▶ _WHAT TO PRODUCE_: What you return should be the full listing, word for word, without a single image.

▶ _PROVIDED INFORMATION_:
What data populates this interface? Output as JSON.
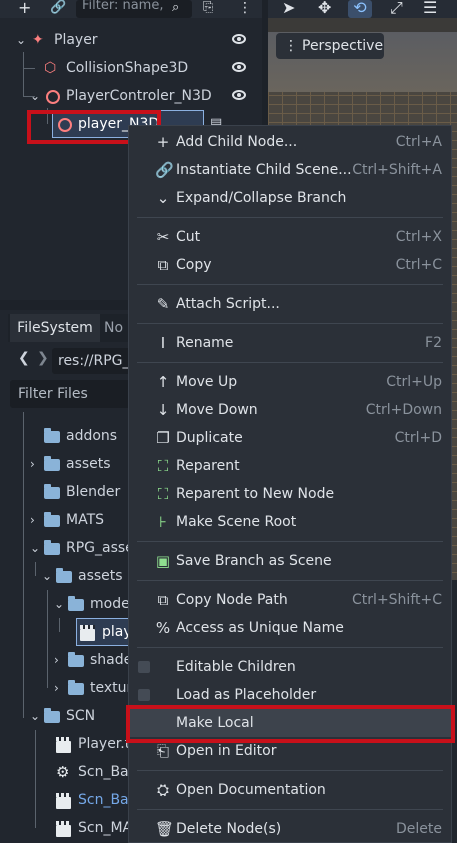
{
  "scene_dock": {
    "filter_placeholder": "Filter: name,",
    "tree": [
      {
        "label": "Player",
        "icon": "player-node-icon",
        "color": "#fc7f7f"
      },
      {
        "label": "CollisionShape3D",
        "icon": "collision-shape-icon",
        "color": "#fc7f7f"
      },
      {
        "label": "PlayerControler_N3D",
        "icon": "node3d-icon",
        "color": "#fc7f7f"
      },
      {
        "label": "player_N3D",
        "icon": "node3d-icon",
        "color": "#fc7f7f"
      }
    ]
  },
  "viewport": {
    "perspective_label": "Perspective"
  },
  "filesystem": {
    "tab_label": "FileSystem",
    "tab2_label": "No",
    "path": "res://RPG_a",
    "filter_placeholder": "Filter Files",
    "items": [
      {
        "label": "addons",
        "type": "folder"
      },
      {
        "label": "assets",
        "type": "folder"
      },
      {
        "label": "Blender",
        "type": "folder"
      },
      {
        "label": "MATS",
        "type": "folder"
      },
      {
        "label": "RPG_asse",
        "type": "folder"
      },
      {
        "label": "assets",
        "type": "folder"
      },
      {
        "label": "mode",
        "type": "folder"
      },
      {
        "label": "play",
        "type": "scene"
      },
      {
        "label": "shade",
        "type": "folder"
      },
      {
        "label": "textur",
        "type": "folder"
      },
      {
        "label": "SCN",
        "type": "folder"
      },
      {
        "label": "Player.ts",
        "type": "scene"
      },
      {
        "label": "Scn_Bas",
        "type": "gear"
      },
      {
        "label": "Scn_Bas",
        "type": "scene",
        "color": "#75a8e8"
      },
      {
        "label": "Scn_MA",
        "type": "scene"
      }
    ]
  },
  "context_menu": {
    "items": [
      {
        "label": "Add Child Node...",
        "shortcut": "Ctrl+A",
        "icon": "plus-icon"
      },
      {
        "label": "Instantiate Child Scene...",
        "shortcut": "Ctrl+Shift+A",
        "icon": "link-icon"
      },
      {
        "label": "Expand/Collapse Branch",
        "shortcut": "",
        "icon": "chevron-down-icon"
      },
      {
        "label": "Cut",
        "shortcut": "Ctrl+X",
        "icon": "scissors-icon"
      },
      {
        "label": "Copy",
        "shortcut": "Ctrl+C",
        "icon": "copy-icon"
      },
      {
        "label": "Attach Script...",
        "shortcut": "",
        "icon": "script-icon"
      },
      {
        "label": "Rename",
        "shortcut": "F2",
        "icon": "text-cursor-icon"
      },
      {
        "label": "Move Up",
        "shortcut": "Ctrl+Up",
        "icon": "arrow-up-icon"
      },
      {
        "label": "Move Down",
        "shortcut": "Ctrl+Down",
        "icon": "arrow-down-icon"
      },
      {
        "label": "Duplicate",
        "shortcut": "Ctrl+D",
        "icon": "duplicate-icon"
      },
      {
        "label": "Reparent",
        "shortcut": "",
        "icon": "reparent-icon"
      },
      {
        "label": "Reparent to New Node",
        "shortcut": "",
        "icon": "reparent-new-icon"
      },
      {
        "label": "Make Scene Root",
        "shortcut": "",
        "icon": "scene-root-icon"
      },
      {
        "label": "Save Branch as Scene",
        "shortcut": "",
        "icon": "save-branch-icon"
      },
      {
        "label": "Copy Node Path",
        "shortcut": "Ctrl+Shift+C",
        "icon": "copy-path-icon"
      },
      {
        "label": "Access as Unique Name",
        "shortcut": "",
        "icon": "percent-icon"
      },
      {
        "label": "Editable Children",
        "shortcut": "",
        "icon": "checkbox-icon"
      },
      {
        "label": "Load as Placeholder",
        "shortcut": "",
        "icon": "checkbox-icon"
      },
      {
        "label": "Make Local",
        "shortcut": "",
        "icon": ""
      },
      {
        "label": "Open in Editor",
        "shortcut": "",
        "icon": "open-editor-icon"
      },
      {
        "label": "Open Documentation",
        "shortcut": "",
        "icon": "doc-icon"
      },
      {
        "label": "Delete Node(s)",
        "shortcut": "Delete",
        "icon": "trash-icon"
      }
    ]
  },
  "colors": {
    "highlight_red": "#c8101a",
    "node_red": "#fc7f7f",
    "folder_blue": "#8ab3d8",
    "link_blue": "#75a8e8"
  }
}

▶ _EXERCISE SOLUTION_:
What data populates this interface? Output as JSON.
{
  "scene_dock": {
    "filter_placeholder": "Filter: name,",
    "tree": [
      {
        "label": "Player",
        "icon": "player-node-icon",
        "color": "#fc7f7f"
      },
      {
        "label": "CollisionShape3D",
        "icon": "collision-shape-icon",
        "color": "#fc7f7f"
      },
      {
        "label": "PlayerControler_N3D",
        "icon": "node3d-icon",
        "color": "#fc7f7f"
      },
      {
        "label": "player_N3D",
        "icon": "node3d-icon",
        "color": "#fc7f7f"
      }
    ]
  },
  "viewport": {
    "perspective_label": "Perspective"
  },
  "filesystem": {
    "tab_label": "FileSystem",
    "tab2_label": "No",
    "path": "res://RPG_a",
    "filter_placeholder": "Filter Files",
    "items": [
      {
        "label": "addons",
        "type": "folder"
      },
      {
        "label": "assets",
        "type": "folder"
      },
      {
        "label": "Blender",
        "type": "folder"
      },
      {
        "label": "MATS",
        "type": "folder"
      },
      {
        "label": "RPG_asse",
        "type": "folder"
      },
      {
        "label": "assets",
        "type": "folder"
      },
      {
        "label": "mode",
        "type": "folder"
      },
      {
        "label": "play",
        "type": "scene"
      },
      {
        "label": "shade",
        "type": "folder"
      },
      {
        "label": "textur",
        "type": "folder"
      },
      {
        "label": "SCN",
        "type": "folder"
      },
      {
        "label": "Player.ts",
        "type": "scene"
      },
      {
        "label": "Scn_Bas",
        "type": "gear"
      },
      {
        "label": "Scn_Bas",
        "type": "scene",
        "color": "#75a8e8"
      },
      {
        "label": "Scn_MA",
        "type": "scene"
      }
    ]
  },
  "context_menu": {
    "items": [
      {
        "label": "Add Child Node...",
        "shortcut": "Ctrl+A",
        "icon": "plus-icon"
      },
      {
        "label": "Instantiate Child Scene...",
        "shortcut": "Ctrl+Shift+A",
        "icon": "link-icon"
      },
      {
        "label": "Expand/Collapse Branch",
        "shortcut": "",
        "icon": "chevron-down-icon"
      },
      {
        "label": "Cut",
        "shortcut": "Ctrl+X",
        "icon": "scissors-icon"
      },
      {
        "label": "Copy",
        "shortcut": "Ctrl+C",
        "icon": "copy-icon"
      },
      {
        "label": "Attach Script...",
        "shortcut": "",
        "icon": "script-icon"
      },
      {
        "label": "Rename",
        "shortcut": "F2",
        "icon": "text-cursor-icon"
      },
      {
        "label": "Move Up",
        "shortcut": "Ctrl+Up",
        "icon": "arrow-up-icon"
      },
      {
        "label": "Move Down",
        "shortcut": "Ctrl+Down",
        "icon": "arrow-down-icon"
      },
      {
        "label": "Duplicate",
        "shortcut": "Ctrl+D",
        "icon": "duplicate-icon"
      },
      {
        "label": "Reparent",
        "shortcut": "",
        "icon": "reparent-icon"
      },
      {
        "label": "Reparent to New Node",
        "shortcut": "",
        "icon": "reparent-new-icon"
      },
      {
        "label": "Make Scene Root",
        "shortcut": "",
        "icon": "scene-root-icon"
      },
      {
        "label": "Save Branch as Scene",
        "shortcut": "",
        "icon": "save-branch-icon"
      },
      {
        "label": "Copy Node Path",
        "shortcut": "Ctrl+Shift+C",
        "icon": "copy-path-icon"
      },
      {
        "label": "Access as Unique Name",
        "shortcut": "",
        "icon": "percent-icon"
      },
      {
        "label": "Editable Children",
        "shortcut": "",
        "icon": "checkbox-icon"
      },
      {
        "label": "Load as Placeholder",
        "shortcut": "",
        "icon": "checkbox-icon"
      },
      {
        "label": "Make Local",
        "shortcut": "",
        "icon": ""
      },
      {
        "label": "Open in Editor",
        "shortcut": "",
        "icon": "open-editor-icon"
      },
      {
        "label": "Open Documentation",
        "shortcut": "",
        "icon": "doc-icon"
      },
      {
        "label": "Delete Node(s)",
        "shortcut": "Delete",
        "icon": "trash-icon"
      }
    ]
  },
  "colors": {
    "highlight_red": "#c8101a",
    "node_red": "#fc7f7f",
    "folder_blue": "#8ab3d8",
    "link_blue": "#75a8e8"
  }
}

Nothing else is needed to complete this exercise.